3. Grape anthracnose, blackpox disease:
Difenoconazole is an effective fungicide for the control of grape anthracnose, blackpox disease. Use every 100L water with formulation 50 ~ 66.7g (effective concentration 50 ~ 66.7mg/L).
4. Citrus scab:
Difenoconazole is an effective fungicide for the control of citrus scab. Use every 100L water with formulation 40-50g (effective concentration 40-50 mg/L) spray.
5. Watermelon vine blight:
Difenoconazole is an effective fungicide for the control of watermelon vine blight. Use formulation 50 ~ 80g per mu (active ingredient 5 ~ 8g).
6. Strawberry powdery mildew:
Difenoconazole is an effective fungicide for the control of strawberry powdery mildew. Use formulation 20 ~ 40g per mu (effective ingredient 2 ~ 4g).
7. Tomato early disease:
Difenoconazole is an effective fungicide for the control of tomato early disease. At the beginning of the disease, use every 100L of water with formulation 83 ~ 125g (effective concentration 83 ~ 125mg/L), or use formulation 4.0 ~ 60g per mu (effective ingredient 4 ~ 6g).
8. Pepper anthracnose:
Difenoconazole is an effective fungicide for the control of Pepper anthracnose. Use every 100L water with formulation 83 ~ 125g (effective concentration 83 ~ 125mg/L), or per mu use formulation 40 ~ 60g (effective ingredient 4 ~ 6g).
To Sum Up

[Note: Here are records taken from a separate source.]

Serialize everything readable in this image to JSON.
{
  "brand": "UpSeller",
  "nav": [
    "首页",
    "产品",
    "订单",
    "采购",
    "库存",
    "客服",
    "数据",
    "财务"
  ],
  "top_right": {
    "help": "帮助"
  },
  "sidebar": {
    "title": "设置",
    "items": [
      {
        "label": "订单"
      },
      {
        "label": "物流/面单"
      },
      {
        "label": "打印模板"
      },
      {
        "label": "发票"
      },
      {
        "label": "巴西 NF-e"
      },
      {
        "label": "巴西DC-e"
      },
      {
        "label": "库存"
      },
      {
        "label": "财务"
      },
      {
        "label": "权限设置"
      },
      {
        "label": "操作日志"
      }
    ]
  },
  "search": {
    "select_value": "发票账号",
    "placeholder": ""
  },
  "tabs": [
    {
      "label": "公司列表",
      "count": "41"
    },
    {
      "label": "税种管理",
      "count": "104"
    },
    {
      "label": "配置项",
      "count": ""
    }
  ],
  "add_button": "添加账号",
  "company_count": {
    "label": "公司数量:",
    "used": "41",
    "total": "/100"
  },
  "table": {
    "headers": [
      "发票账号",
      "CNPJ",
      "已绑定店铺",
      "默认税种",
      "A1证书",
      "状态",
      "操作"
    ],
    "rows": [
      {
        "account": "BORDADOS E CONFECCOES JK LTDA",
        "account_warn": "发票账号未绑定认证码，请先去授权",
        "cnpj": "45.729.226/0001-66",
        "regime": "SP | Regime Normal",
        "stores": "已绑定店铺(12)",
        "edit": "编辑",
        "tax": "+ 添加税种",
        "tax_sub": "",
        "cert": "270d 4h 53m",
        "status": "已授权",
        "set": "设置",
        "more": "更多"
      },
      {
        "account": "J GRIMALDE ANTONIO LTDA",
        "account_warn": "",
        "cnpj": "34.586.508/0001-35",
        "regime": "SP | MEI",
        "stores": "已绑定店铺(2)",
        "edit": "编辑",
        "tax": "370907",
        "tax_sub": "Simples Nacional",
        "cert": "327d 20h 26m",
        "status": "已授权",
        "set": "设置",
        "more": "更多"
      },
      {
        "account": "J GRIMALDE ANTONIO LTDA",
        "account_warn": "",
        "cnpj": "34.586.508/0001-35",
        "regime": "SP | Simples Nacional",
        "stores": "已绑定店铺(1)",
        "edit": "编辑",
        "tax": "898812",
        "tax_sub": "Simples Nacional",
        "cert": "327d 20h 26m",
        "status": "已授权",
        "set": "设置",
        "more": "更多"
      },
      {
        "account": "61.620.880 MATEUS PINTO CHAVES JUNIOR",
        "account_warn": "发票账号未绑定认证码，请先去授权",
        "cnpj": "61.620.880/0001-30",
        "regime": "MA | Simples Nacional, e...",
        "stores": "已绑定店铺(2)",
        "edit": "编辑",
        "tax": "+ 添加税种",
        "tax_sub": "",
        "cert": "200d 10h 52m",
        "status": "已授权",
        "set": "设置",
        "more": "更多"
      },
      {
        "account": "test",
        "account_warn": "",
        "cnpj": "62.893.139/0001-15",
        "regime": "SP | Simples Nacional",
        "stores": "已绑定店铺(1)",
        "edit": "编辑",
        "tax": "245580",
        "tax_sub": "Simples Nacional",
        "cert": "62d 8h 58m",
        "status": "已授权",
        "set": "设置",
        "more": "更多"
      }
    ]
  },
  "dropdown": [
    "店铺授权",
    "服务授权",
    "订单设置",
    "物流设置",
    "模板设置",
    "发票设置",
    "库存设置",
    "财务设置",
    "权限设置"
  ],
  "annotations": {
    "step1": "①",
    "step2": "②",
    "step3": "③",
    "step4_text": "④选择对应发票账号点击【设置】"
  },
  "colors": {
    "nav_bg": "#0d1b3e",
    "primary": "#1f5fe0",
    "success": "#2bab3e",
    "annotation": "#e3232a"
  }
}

Difenoconazole is a safe and environmentally friendly option for those looking for a fungicide. Heben is a world-leading manufacturer of agrochemical active ingredients and formulated products. Our products are used in over 140 countries and have been trusted by millions of companies worldwide.
If you’re looking for the best Difenoconazole products or any other agrochemical needs, Heben is the perfect solution. Give us a call at 86 (0)577 55882935 or email us at firstname.lastname@example.org to request free samples today!